| Task details |
Would you copy every line of the listing below that includes the word "data"?

| Material for this exercise |
▶
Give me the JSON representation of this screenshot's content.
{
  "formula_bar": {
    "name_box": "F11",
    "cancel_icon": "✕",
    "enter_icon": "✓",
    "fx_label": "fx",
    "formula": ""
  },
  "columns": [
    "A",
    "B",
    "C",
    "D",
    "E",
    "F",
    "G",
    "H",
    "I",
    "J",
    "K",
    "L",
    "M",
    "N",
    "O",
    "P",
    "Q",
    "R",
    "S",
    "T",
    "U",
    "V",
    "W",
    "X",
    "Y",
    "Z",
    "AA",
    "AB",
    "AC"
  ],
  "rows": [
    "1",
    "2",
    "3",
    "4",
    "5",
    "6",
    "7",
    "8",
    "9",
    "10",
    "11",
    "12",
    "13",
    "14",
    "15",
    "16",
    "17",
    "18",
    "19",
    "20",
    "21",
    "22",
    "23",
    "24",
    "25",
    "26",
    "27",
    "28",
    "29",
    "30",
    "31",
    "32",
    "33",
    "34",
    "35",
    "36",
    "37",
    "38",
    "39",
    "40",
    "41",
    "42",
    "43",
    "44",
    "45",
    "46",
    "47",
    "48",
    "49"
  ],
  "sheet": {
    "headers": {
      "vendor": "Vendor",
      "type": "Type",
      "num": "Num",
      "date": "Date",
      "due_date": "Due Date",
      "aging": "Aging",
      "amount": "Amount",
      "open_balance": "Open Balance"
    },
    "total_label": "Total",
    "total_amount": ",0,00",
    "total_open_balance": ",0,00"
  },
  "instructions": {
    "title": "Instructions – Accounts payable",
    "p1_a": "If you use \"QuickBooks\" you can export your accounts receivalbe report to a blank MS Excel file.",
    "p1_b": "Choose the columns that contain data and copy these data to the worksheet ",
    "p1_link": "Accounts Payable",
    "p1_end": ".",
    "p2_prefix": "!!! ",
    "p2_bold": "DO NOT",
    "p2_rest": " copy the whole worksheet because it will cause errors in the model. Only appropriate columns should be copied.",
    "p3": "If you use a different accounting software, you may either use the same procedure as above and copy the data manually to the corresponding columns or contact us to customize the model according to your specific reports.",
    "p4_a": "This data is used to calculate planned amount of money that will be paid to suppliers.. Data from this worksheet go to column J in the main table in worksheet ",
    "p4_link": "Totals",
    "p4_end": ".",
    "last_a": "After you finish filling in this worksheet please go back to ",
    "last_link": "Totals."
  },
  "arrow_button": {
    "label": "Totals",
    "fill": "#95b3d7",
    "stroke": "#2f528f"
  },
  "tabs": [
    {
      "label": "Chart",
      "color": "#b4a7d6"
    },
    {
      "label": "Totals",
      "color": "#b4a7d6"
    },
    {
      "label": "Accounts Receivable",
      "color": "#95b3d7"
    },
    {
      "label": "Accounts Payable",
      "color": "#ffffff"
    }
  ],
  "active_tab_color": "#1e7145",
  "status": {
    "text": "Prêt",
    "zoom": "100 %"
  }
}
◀
| Reply to the exercise |
    "p1_b": "Choose the columns that contain data and copy these data to the worksheet ",
    "p3": "If you use a different accounting software, you may either use the same procedure as above and copy the data manually to the corresponding columns or contact us to customize the model according to your specific reports.",
    "p4_a": "This data is used to calculate planned amount of money that will be paid to suppliers.. Data from this worksheet go to column J in the main table in worksheet ",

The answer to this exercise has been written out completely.